**Supplied records:**
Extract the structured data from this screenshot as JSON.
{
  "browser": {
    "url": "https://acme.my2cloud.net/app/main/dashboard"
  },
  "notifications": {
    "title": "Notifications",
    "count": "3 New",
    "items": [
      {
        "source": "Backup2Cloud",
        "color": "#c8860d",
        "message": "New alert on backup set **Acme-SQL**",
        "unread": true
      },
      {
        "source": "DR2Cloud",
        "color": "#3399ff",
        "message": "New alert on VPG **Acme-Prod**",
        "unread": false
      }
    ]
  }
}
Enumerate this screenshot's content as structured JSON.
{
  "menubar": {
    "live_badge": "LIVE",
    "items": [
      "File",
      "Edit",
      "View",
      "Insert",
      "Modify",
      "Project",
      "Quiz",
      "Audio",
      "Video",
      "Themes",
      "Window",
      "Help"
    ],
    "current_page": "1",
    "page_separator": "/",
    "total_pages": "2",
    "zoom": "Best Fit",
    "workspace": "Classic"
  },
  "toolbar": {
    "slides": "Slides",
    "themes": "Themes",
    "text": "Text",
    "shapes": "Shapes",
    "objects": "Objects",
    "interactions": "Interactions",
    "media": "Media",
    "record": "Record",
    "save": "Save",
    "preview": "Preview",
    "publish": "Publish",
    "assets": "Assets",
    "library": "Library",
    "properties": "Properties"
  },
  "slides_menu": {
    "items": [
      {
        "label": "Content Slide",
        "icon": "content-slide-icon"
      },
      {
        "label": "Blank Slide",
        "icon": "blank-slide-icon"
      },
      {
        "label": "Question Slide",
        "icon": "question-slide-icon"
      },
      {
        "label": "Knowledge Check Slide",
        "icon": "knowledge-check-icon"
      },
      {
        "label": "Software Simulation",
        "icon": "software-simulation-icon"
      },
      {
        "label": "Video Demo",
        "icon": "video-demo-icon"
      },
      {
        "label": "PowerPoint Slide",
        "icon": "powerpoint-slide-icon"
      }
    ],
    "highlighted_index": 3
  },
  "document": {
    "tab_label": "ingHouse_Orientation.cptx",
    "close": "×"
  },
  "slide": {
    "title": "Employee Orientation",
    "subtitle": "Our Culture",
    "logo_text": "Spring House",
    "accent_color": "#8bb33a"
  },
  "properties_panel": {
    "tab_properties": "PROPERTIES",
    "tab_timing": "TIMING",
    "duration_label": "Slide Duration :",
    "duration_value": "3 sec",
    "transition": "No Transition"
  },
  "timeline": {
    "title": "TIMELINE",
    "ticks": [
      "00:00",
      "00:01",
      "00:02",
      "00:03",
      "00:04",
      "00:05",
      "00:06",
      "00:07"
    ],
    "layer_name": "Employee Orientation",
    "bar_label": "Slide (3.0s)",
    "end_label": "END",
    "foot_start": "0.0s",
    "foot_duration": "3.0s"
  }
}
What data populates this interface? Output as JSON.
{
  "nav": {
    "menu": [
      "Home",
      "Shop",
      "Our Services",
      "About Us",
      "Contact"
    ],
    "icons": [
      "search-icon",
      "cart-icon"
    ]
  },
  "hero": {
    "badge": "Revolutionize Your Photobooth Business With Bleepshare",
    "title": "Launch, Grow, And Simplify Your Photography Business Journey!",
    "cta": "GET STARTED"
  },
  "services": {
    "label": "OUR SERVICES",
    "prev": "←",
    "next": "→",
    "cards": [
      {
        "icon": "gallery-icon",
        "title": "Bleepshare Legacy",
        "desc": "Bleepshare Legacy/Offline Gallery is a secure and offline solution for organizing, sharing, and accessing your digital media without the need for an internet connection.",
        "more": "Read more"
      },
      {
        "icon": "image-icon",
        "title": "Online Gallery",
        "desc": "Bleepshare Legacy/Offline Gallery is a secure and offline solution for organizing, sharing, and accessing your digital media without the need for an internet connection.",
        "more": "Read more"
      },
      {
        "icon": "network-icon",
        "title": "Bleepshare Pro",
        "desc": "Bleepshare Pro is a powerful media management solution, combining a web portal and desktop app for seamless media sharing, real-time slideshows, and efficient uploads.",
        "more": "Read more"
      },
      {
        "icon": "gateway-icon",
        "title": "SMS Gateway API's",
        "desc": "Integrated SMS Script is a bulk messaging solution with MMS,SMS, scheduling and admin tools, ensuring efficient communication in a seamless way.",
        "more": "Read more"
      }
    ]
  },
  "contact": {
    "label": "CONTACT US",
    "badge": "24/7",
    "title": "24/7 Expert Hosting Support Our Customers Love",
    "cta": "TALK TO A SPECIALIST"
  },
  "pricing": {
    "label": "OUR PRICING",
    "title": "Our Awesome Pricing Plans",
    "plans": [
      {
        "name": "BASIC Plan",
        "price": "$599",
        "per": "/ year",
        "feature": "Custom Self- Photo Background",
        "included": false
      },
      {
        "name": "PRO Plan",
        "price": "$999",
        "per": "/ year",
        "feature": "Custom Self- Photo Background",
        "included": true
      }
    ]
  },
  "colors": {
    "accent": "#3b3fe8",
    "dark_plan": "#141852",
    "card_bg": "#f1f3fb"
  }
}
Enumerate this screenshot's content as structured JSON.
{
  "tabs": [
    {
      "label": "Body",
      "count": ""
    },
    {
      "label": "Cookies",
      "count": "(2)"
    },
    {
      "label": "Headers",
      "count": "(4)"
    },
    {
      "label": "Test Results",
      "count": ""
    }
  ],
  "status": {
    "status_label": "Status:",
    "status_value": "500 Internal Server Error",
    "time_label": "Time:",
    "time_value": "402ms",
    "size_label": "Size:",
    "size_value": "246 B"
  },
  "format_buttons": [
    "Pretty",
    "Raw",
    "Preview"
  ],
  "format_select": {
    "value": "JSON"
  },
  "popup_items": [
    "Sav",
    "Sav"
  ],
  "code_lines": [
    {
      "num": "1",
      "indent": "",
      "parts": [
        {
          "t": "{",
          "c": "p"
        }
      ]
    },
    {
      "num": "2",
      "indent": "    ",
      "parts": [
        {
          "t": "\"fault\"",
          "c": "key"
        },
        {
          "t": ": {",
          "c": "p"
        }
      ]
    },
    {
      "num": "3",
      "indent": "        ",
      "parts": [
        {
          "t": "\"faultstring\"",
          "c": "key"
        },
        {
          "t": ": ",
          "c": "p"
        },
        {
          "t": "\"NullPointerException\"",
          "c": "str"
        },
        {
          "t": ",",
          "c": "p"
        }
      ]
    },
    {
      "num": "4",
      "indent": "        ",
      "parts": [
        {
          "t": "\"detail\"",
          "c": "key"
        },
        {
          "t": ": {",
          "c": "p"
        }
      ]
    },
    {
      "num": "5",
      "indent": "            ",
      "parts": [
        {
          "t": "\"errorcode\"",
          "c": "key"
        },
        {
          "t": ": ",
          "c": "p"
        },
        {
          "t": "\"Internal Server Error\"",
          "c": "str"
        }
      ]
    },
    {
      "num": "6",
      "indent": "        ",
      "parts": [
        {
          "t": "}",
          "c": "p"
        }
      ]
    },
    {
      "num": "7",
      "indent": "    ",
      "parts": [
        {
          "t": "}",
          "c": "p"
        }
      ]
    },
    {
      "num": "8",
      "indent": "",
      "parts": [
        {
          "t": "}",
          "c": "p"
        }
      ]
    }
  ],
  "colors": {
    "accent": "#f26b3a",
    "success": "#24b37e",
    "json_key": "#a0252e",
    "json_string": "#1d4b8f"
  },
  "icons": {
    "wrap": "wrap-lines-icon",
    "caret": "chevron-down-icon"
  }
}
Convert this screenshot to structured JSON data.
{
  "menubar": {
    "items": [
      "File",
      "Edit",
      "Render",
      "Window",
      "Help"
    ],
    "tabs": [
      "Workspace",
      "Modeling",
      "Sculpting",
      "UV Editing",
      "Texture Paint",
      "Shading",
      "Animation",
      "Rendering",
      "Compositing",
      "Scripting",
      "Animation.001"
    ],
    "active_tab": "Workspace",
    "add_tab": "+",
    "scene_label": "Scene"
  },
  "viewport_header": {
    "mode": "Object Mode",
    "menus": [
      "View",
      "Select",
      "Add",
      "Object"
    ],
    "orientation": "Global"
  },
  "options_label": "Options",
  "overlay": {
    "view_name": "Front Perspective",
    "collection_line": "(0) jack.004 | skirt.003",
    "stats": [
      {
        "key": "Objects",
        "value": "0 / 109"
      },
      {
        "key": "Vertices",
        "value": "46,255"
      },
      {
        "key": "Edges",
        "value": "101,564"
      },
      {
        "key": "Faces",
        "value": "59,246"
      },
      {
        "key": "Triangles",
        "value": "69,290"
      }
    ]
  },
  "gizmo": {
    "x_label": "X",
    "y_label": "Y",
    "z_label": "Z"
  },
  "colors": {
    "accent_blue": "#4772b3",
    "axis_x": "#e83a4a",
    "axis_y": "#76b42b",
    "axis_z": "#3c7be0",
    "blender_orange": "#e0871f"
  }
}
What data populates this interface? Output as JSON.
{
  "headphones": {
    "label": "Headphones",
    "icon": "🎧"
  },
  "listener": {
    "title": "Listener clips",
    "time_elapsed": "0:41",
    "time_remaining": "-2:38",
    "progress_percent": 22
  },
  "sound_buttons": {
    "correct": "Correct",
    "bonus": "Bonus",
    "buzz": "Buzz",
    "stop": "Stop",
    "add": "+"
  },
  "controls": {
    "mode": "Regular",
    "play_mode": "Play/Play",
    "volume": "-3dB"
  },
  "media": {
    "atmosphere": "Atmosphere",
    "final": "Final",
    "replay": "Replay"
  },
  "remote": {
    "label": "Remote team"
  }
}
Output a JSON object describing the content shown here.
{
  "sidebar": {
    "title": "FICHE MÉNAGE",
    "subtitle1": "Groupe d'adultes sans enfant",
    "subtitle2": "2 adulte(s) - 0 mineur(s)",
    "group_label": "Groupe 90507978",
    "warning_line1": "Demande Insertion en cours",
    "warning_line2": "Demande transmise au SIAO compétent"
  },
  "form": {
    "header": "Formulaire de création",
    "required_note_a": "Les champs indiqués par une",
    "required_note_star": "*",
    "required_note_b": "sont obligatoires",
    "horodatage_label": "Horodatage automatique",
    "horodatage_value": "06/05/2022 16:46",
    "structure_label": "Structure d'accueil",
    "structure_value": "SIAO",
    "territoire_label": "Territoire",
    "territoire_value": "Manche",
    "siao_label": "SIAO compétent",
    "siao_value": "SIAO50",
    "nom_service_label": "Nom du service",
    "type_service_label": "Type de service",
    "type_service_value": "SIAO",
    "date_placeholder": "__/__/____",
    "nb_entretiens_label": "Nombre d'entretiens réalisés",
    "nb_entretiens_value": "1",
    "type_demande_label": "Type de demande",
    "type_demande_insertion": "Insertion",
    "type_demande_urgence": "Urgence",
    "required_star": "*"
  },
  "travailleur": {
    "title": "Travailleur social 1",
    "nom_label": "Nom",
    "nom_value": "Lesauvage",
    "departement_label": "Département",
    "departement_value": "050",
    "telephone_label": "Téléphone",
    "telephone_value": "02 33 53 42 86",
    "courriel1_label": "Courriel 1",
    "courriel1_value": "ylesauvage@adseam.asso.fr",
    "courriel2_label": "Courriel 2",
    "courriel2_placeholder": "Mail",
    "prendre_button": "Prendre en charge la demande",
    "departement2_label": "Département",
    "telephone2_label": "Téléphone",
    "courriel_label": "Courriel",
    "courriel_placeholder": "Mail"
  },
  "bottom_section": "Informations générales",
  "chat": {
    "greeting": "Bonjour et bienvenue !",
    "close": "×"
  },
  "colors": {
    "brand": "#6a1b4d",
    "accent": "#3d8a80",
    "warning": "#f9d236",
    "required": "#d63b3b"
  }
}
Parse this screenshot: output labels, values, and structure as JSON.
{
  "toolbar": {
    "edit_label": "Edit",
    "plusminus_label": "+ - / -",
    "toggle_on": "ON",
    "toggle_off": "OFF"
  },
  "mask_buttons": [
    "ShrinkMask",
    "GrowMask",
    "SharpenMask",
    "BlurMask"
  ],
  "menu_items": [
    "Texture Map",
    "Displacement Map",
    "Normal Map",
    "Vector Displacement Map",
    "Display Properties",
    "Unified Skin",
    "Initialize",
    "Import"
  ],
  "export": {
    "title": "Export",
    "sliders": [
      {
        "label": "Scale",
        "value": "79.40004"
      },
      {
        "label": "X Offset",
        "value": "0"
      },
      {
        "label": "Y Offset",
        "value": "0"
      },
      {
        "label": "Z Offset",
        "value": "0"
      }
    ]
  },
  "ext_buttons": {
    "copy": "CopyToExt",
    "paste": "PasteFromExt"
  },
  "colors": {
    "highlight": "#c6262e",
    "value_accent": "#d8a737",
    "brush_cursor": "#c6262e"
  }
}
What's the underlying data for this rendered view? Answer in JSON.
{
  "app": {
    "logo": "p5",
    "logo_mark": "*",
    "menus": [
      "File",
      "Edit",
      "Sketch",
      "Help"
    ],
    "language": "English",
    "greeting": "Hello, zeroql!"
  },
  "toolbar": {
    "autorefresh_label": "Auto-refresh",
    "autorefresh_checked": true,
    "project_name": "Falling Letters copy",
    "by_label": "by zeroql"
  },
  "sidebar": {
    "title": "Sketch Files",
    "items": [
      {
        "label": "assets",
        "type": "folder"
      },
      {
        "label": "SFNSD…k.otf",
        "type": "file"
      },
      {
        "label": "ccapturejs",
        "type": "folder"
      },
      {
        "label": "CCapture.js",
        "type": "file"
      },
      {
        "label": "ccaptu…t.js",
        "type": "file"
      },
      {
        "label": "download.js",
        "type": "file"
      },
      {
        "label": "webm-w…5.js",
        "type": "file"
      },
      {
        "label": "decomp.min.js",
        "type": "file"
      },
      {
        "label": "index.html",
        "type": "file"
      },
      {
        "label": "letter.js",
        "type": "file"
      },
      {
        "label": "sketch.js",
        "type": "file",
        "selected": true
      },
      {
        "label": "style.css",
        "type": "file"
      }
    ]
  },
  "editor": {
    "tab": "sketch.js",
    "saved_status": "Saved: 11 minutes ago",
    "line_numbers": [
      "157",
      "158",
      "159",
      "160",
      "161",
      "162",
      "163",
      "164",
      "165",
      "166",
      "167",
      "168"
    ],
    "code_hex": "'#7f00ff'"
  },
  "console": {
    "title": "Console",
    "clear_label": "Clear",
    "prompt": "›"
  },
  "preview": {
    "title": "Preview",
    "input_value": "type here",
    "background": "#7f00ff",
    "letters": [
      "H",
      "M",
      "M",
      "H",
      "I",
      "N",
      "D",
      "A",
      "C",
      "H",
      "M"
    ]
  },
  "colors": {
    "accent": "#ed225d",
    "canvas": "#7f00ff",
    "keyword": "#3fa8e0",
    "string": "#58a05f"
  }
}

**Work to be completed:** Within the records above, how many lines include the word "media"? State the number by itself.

**Expected answer:** 5